Example: A developer wants to experiment with a new algorithm for a data processing library. By forking the project on GitHub, they can make changes in their forked repository, test the new algorithm, and later propose these changes back to the original project through a pull request.

d. Issues for Task Tracking and Discussion

GitHub's issue-tracking system provides a structured way to manage tasks, enhancements, and bugs. Issues can be assigned to specific team members, labeled for categorization, and serve as a central hub for discussions related to specific topics.

Example: A team is working on a mobile app, and a user reports a bug through GitHub issues. The team creates an issue, assigns it to a developer, and discusses potential solutions. This centralized communication helps track the progress of issue resolution.

e. Collaborative Project Management with Project Boards

GitHub's project boards enable teams to organize and manage tasks effectively. Project boards can be customized to match the team's workflow, providing a visual representation of work in progress, to-do items, and completed tasks.

Example: A development team is using a project board to manage the release of a software update. The board includes columns for tasks like "To-Do," "In Progress," and "Done." Team members can easily move tasks between columns, providing a visual representation of the project's status.

In conclusion, GitHub's features foster collaboration and teamwork by providing a centralized platform for communication, tools for code review, and structured project management. By leveraging these features, development teams can work efficiently, maintain code quality, and achieve success in their software projects.

3. Code Quality and Reviews

Through pull requests, developers can propose changes to the codebase. This enables peer review, where team members can assess the proposed changes, provide feedback, and ensure the overall quality of the code. Code reviews on GitHub promote best practices, catch potential issues early, and enhance the overall robustness of the software.

4. Project Management

GitHub offers project management tools that allow teams to organize tasks, track progress, and set milestones. Features like project boards and issues provide a structured way to manage work, prioritize tasks, and keep the team aligned towards project goals.

5. Continuous Integration and Deployment (CI/CD)

GitHub integrates seamlessly with various continuous integration and deployment tools. This ensures that changes made to the codebase are automatically tested and deployed, reducing the chances of introducing bugs into the production environment.

Tips and Tricks for Beginners

1. Learn Basic Git Commands

Understanding fundamental Git commands like clone, commit, pull, and push is essential. Familiarize yourself with these commands to effectively interact with repositories.

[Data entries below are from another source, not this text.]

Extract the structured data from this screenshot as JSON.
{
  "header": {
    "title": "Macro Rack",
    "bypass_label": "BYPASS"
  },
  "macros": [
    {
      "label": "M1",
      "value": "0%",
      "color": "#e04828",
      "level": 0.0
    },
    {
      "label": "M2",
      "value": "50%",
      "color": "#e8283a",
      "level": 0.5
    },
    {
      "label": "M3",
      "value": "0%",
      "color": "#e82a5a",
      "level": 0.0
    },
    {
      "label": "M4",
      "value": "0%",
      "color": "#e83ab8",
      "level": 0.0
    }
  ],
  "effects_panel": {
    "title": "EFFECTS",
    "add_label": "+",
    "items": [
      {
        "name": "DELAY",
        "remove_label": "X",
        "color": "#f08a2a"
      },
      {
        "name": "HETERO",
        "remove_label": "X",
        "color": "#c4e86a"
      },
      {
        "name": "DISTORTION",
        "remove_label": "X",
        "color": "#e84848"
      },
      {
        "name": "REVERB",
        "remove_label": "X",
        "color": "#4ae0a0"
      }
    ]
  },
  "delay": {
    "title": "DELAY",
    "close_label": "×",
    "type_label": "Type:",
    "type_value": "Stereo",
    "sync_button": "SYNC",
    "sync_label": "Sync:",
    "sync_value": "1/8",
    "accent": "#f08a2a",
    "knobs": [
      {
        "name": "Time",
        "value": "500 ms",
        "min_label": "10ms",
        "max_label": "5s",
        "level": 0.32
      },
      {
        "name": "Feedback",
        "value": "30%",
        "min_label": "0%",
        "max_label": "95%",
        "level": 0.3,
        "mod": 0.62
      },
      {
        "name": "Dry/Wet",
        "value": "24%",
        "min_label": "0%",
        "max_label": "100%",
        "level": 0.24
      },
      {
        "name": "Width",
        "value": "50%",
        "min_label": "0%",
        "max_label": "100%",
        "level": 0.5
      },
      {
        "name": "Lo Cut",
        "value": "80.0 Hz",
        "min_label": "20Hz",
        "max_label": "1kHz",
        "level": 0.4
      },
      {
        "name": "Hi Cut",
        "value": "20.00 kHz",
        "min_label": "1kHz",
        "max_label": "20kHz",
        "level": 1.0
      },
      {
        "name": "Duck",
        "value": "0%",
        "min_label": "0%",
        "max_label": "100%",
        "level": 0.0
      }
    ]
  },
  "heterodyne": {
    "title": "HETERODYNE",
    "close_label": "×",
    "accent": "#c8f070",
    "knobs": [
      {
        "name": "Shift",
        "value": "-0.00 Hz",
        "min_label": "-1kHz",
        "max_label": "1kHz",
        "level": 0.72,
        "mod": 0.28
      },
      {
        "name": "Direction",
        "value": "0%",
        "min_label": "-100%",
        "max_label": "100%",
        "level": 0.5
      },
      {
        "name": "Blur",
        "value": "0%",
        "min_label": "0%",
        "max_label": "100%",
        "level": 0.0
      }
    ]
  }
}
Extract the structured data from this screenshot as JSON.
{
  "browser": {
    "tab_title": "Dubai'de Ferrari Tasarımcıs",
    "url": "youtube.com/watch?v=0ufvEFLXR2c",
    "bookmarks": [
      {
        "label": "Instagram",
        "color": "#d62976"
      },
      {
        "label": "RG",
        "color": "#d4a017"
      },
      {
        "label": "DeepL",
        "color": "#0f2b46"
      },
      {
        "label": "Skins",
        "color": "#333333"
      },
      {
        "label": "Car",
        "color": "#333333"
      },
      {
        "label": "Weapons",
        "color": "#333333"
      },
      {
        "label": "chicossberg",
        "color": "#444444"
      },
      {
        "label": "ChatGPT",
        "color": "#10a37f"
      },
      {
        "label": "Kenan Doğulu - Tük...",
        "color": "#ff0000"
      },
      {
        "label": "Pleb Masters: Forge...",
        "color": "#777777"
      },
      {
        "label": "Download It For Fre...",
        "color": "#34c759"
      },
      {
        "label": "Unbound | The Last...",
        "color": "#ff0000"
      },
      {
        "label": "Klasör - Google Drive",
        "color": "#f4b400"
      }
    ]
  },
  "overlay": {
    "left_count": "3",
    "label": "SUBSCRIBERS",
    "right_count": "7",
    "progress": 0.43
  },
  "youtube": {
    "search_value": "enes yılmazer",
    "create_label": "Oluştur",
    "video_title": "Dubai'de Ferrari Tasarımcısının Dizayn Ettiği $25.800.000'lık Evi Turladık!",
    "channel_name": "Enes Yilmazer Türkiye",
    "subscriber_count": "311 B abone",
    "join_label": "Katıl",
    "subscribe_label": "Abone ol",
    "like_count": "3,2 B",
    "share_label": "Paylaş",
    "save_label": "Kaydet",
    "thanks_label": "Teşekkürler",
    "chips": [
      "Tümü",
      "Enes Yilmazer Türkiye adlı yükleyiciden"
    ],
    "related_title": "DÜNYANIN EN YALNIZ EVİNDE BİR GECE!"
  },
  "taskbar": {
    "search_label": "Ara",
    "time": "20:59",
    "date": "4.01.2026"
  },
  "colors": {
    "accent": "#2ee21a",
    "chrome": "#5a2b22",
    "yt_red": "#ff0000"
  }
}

2. Create Informative Commit Messages

Write clear and concise commit messages. A well-documented history makes it easier for you and your team to understand the evolution of the codebase.

3. Master Branch Management

Understand how to create and manage branches effectively. Feature branches, hotfix branches, and release branches are common strategies to keep development organized.

4. Use Pull Requests Effectively

When contributing to a project, create feature branches and submit pull requests. This allows for discussion, code review, and a structured approach to integrating changes.

5. Explore GitHub's Collaboration Features

Take advantage of GitHub's collaboration features, including issues, project boards, and wikis. These tools enhance communication, organization, and overall project management.

6. Participate in the Open Source Community

Explore open source projects on GitHub, contribute to discussions, and submit pull requests. Engaging with the community is an excellent way to enhance your skills and learn from experienced developers.

GitHub is an indispensable tool for modern software development, fostering collaboration, version control, and efficient project management.

By mastering its features and adhering to best practices, developers, both beginners and seasoned professionals, can significantly enhance their productivity and contribute effectively to successful software projects.

Happy Learning!